### THE TASK
Report every line of the records below that includes the string "icon".
━━━━━ SOURCE DATA
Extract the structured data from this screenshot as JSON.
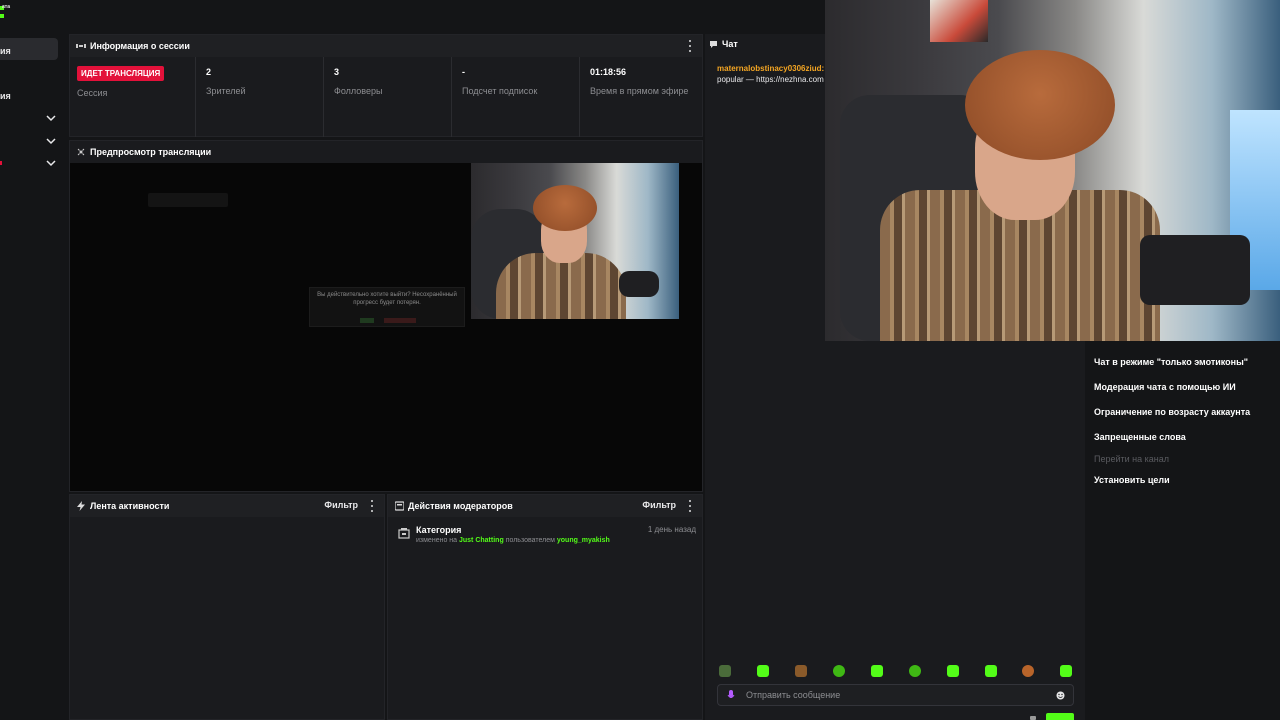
{
  "sidebar": {
    "top_label": "ата",
    "items": [
      {
        "label": "ия"
      },
      {
        "label": "ия"
      }
    ]
  },
  "session_info": {
    "title": "Информация о сессии",
    "live_badge": "ИДЕТ ТРАНСЛЯЦИЯ",
    "session_label": "Сессия",
    "stats": [
      {
        "value": "2",
        "label": "Зрителей"
      },
      {
        "value": "3",
        "label": "Фолловеры"
      },
      {
        "value": "-",
        "label": "Подсчет подписок"
      },
      {
        "value": "01:18:56",
        "label": "Время в прямом эфире"
      }
    ]
  },
  "preview": {
    "title": "Предпросмотр трансляции",
    "dialog_text": "Вы действительно хотите выйти? Несохранённый прогресс будет потерян."
  },
  "activity_feed": {
    "title": "Лента активности",
    "filter_label": "Фильтр"
  },
  "mod_actions": {
    "title": "Действия модераторов",
    "filter_label": "Фильтр",
    "items": [
      {
        "title": "Категория",
        "time": "1 день назад",
        "prefix": "изменено на",
        "category": "Just Chatting",
        "middle": "пользователем",
        "user": "young_myakish"
      }
    ]
  },
  "chat": {
    "title": "Чат",
    "messages": [
      {
        "user": "maternalobstinacy0306ziud:",
        "text": "popular — https://nezhna.com"
      }
    ],
    "input_placeholder": "Отправить сообщение"
  },
  "chat_settings": {
    "options": [
      "Чат в режиме \"только эмотиконы\"",
      "Модерация чата с помощью ИИ",
      "Ограничение по возрасту аккаунта",
      "Запрещенные слова",
      "Перейти на канал",
      "Установить цели"
    ]
  },
  "colors": {
    "accent_green": "#53fc18",
    "live_red": "#e3113a",
    "chat_user": "#f5a623",
    "panel_bg": "#1a1b1e"
  }
}
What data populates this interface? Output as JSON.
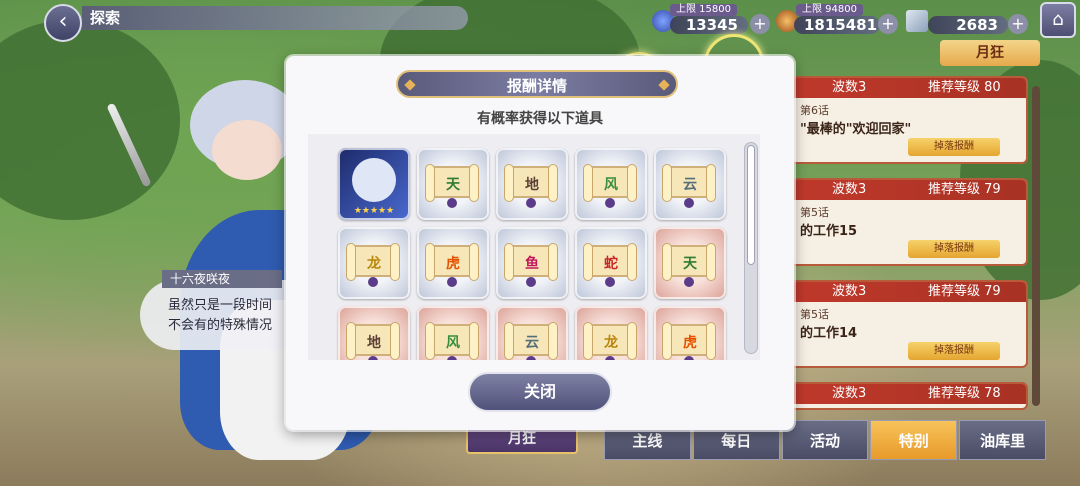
{
  "header": {
    "title": "探索"
  },
  "resources": [
    {
      "label": "上限 15800",
      "value": "13345",
      "icon": "stamina-icon"
    },
    {
      "label": "上限 94800",
      "value": "1815481",
      "icon": "coin-icon"
    },
    {
      "label": "",
      "value": "2683",
      "icon": "crystal-icon"
    }
  ],
  "stage_panel": {
    "mode_badge": "月狂",
    "stages": [
      {
        "wave": "波数3",
        "level": "推荐等级 80",
        "episode": "第6话",
        "name": "\"最棒的\"欢迎回家\"",
        "drop": "掉落报酬"
      },
      {
        "wave": "波数3",
        "level": "推荐等级 79",
        "episode": "第5话",
        "name": "的工作15",
        "drop": "掉落报酬"
      },
      {
        "wave": "波数3",
        "level": "推荐等级 79",
        "episode": "第5话",
        "name": "的工作14",
        "drop": "掉落报酬"
      },
      {
        "wave": "波数3",
        "level": "推荐等级 78",
        "episode": "",
        "name": "",
        "drop": ""
      }
    ]
  },
  "tabs": [
    {
      "label": "主线",
      "active": false
    },
    {
      "label": "每日",
      "active": false
    },
    {
      "label": "活动",
      "active": false
    },
    {
      "label": "特别",
      "active": true
    },
    {
      "label": "油库里",
      "active": false
    }
  ],
  "left_mode_button": "月狂",
  "dialog": {
    "speaker": "十六夜咲夜",
    "text_line1": "虽然只是一段时间",
    "text_line2": "不会有的特殊情况"
  },
  "modal": {
    "title": "报酬详情",
    "subtitle": "有概率获得以下道具",
    "close_label": "关闭",
    "items": [
      {
        "kind": "card",
        "glyph": "",
        "style": "silver"
      },
      {
        "kind": "scroll",
        "glyph": "天",
        "style": "silver",
        "color": "#2e7d32"
      },
      {
        "kind": "scroll",
        "glyph": "地",
        "style": "silver",
        "color": "#5d4037"
      },
      {
        "kind": "scroll",
        "glyph": "风",
        "style": "silver",
        "color": "#388e3c"
      },
      {
        "kind": "scroll",
        "glyph": "云",
        "style": "silver",
        "color": "#546e7a"
      },
      {
        "kind": "scroll",
        "glyph": "龙",
        "style": "silver",
        "color": "#b8860b"
      },
      {
        "kind": "scroll",
        "glyph": "虎",
        "style": "silver",
        "color": "#e65100"
      },
      {
        "kind": "scroll",
        "glyph": "鱼",
        "style": "silver",
        "color": "#c2185b"
      },
      {
        "kind": "scroll",
        "glyph": "蛇",
        "style": "silver",
        "color": "#c62828"
      },
      {
        "kind": "scroll",
        "glyph": "天",
        "style": "pink",
        "color": "#2e7d32"
      },
      {
        "kind": "scroll",
        "glyph": "地",
        "style": "pink",
        "color": "#5d4037"
      },
      {
        "kind": "scroll",
        "glyph": "风",
        "style": "pink",
        "color": "#388e3c"
      },
      {
        "kind": "scroll",
        "glyph": "云",
        "style": "pink",
        "color": "#546e7a"
      },
      {
        "kind": "scroll",
        "glyph": "龙",
        "style": "pink",
        "color": "#b8860b"
      },
      {
        "kind": "scroll",
        "glyph": "虎",
        "style": "pink",
        "color": "#e65100"
      }
    ]
  },
  "colors": {
    "accent_red": "#c0392b",
    "active_tab": "#f7c35a",
    "modal_bg": "#f8f8fa"
  }
}
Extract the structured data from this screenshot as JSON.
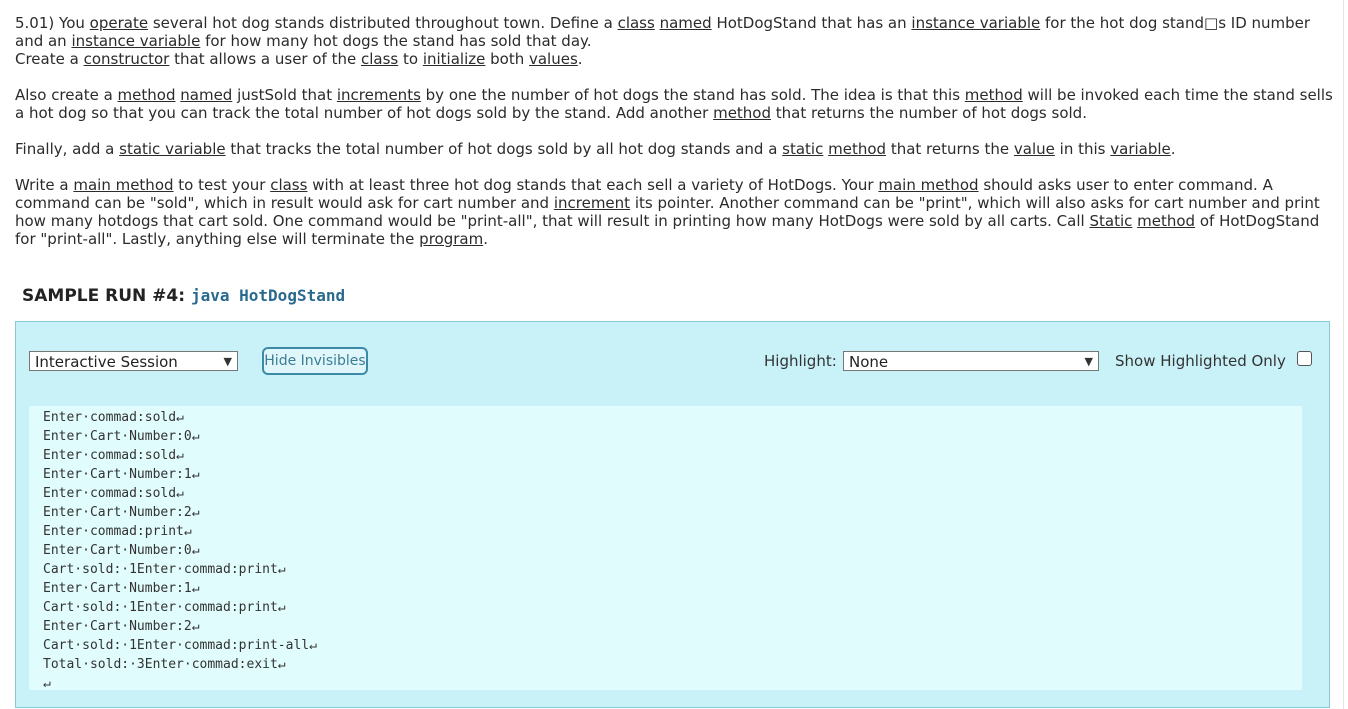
{
  "problem": {
    "p1": [
      {
        "t": "5.01) You "
      },
      {
        "t": "operate",
        "u": true
      },
      {
        "t": " several hot dog stands distributed throughout town. Define a "
      },
      {
        "t": "class",
        "u": true
      },
      {
        "t": " "
      },
      {
        "t": "named",
        "u": true
      },
      {
        "t": " HotDogStand that has an "
      },
      {
        "t": "instance variable",
        "u": true
      },
      {
        "t": " for the hot dog stand□s ID number and an "
      },
      {
        "t": "instance variable",
        "u": true
      },
      {
        "t": " for how many hot dogs the stand has sold that day."
      },
      {
        "br": true
      },
      {
        "t": "Create a "
      },
      {
        "t": "constructor",
        "u": true
      },
      {
        "t": " that allows a user of the "
      },
      {
        "t": "class",
        "u": true
      },
      {
        "t": " to "
      },
      {
        "t": "initialize",
        "u": true
      },
      {
        "t": " both "
      },
      {
        "t": "values",
        "u": true
      },
      {
        "t": "."
      }
    ],
    "p2": [
      {
        "t": "Also create a "
      },
      {
        "t": "method",
        "u": true
      },
      {
        "t": " "
      },
      {
        "t": "named",
        "u": true
      },
      {
        "t": " justSold that "
      },
      {
        "t": "increments",
        "u": true
      },
      {
        "t": " by one the number of hot dogs the stand has sold. The idea is that this "
      },
      {
        "t": "method",
        "u": true
      },
      {
        "t": " will be invoked each time the stand sells a hot dog so that you can track the total number of hot dogs sold by the stand. Add another "
      },
      {
        "t": "method",
        "u": true
      },
      {
        "t": " that returns the number of hot dogs sold."
      }
    ],
    "p3": [
      {
        "t": "Finally, add a "
      },
      {
        "t": "static variable",
        "u": true
      },
      {
        "t": " that tracks the total number of hot dogs sold by all hot dog stands and a "
      },
      {
        "t": "static",
        "u": true
      },
      {
        "t": " "
      },
      {
        "t": "method",
        "u": true
      },
      {
        "t": " that returns the "
      },
      {
        "t": "value",
        "u": true
      },
      {
        "t": " in this "
      },
      {
        "t": "variable",
        "u": true
      },
      {
        "t": "."
      }
    ],
    "p4": [
      {
        "t": "Write a "
      },
      {
        "t": "main method",
        "u": true
      },
      {
        "t": " to test your "
      },
      {
        "t": "class",
        "u": true
      },
      {
        "t": " with at least three hot dog stands that each sell a variety of HotDogs. Your "
      },
      {
        "t": "main method",
        "u": true
      },
      {
        "t": " should asks user to enter command. A command can be \"sold\", which in result would ask for cart number and "
      },
      {
        "t": "increment",
        "u": true
      },
      {
        "t": " its pointer. Another command can be \"print\", which will also asks for cart number and print how many hotdogs that cart sold. One command would be \"print-all\", that will result in printing how many HotDogs were sold by all carts. Call "
      },
      {
        "t": "Static",
        "u": true
      },
      {
        "t": " "
      },
      {
        "t": "method",
        "u": true
      },
      {
        "t": " of HotDogStand for \"print-all\". Lastly, anything else will terminate the "
      },
      {
        "t": "program",
        "u": true
      },
      {
        "t": "."
      }
    ]
  },
  "sample": {
    "title": "SAMPLE RUN #4:",
    "command": "java HotDogStand"
  },
  "toolbar": {
    "session_value": "Interactive Session",
    "hide_invisibles_label": "Hide Invisibles",
    "highlight_label": "Highlight:",
    "highlight_value": "None",
    "show_highlighted_label": "Show Highlighted Only"
  },
  "console": {
    "lines": [
      "Enter·commad:sold↵",
      "Enter·Cart·Number:0↵",
      "Enter·commad:sold↵",
      "Enter·Cart·Number:1↵",
      "Enter·commad:sold↵",
      "Enter·Cart·Number:2↵",
      "Enter·commad:print↵",
      "Enter·Cart·Number:0↵",
      "Cart·sold:·1Enter·commad:print↵",
      "Enter·Cart·Number:1↵",
      "Cart·sold:·1Enter·commad:print↵",
      "Enter·Cart·Number:2↵",
      "Cart·sold:·1Enter·commad:print-all↵",
      "Total·sold:·3Enter·commad:exit↵",
      "↵"
    ]
  }
}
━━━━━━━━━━
### PROBLEM SOLUTION
      "icon": "stamina-icon"
      "icon": "coin-icon"
      "icon": "crystal-icon"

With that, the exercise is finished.